Whether you are reading news from the Association of Theological Schools, The Christian Century, Christianity Today, blogs on NEXT Church, seminary mission statements, or reports to the 221st General Assembly on theological education one thing is clear; something new is being born. No one really knows who or what exactly isnext, but most who are in this conversation seem to be concerned. Some have answers based on there research and others on the same volumes of research have completely different answers.
Wendy Fletcher, professor of the history of Christianity and former principal (president) at Vancouver School of Theology and chair of the board of the Forum for Theological Education (FTE) described how she sees the future of theological education as “much lighter on its feet.”
If ever there was a day when its resources are needed in front of the change rather than behind it, that day is today. Our context is one in which traditional models of Christian practice are in decline and one in which the Spirit of God appears to blowing manifold news forms of Christian practice everywhere on the ground of our culture. Only theological education that embraces this, not as crisis but as kairos, as the opportunity that God is giving us for faithful following in this generation, will thrive.
What’s next? What is being birthed in theological education is a complicated process involving multiple powers and associations, not the least of which is accreditors. The context in which the birthing is taking place should be considered as well as the health of the mother and the child.
The story of Shiprah and Puah, the midwives for Israel, may be helpful here. Their courage and respect for God over the authority of Pharoah defined them and allowed them to foster the birth of a new generation and people that they recognized as able to multiply and become “very strong.” I also like that there were two, not just one midwife who was named. They worked together.
As we read the business before COTE, we considered how we together could give birth to what God wants to live, multiply, and be strong in theological education in the days, months, years, and generations to come. Maybe we could do the same for the church and the world as we consider the business before the 221st General Assembly being posted now to be considered June 14-12 in Detroit, MI.
Lee, back in Louisville
(The text above represents a portion of my report to the COTE, Feb. 25 at its stated meeting.)
15 The king of Egypt spoke to two Hebrew midwives named Shiphrah and Puah: 16 “When you are helping the Hebrew women give birth and you see the baby being born, if it’s a boy, kill him.
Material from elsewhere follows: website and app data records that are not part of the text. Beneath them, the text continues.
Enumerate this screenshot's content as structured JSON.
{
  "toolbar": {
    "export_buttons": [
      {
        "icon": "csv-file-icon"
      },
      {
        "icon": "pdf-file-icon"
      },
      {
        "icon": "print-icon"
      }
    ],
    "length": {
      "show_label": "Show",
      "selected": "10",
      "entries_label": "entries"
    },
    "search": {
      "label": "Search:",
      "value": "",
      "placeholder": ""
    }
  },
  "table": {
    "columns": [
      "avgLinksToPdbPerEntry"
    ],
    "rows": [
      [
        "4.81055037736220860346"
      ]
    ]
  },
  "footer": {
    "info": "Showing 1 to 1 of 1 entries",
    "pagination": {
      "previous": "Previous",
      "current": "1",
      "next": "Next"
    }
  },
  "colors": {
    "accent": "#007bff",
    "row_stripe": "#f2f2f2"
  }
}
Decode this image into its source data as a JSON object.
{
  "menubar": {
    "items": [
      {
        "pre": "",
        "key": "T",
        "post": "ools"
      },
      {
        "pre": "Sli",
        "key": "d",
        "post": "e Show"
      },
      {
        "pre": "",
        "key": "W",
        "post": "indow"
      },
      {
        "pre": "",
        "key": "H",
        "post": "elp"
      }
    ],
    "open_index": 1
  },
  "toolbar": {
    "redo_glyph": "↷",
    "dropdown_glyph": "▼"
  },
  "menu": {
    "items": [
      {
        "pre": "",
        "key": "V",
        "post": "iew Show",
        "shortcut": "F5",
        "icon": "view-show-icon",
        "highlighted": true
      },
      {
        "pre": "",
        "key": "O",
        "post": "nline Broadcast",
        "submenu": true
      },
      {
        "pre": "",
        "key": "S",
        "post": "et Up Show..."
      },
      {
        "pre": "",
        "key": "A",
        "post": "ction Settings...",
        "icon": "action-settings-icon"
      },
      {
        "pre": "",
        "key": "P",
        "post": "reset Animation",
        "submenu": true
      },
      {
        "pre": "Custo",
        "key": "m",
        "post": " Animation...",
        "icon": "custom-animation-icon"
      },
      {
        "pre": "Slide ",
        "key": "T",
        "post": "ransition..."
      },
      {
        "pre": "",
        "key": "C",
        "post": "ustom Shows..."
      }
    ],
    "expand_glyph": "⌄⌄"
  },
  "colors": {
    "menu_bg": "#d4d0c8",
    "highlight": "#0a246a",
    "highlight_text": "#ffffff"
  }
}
But if it’s a girl, you can let her live.” 17 Now the two midwives respected God so they didn’t obey the Egyptian king’s order. Instead, they let the baby boys live.18 So the king of Egypt called the two midwives and said to them, “Why are you doing this? Why are you letting the baby boys live?”19 The two midwives said to Pharaoh, “Because Hebrew women aren’t like Egyptian women. They’re much stronger and give birth before any midwives can get to them.” 20 So God treated the midwives well, and the people kept on multiplying and became very strong. 21 And because the midwives respected God, God gave them households of their own.”
-Exodus 1: 15-21 (Common English Bible)
 Ramsay, Nancy, Pastoral Diagnosis: A Resource for Ministries of Care and Counseling, p. 120
 Ibid., 121.
 Fletcher, Wendy, “”Lighter on Our Feet into the Wide Open Arms of God” on A More Expansive View: Encounters with Presbyterians and our seminaries. http://www.pcusa.org/blogs/seminaries/2013/12/18/lighter-our-feet-wide-open-arms-god/ (December 18, 2013).
 Ibid, emphasis added.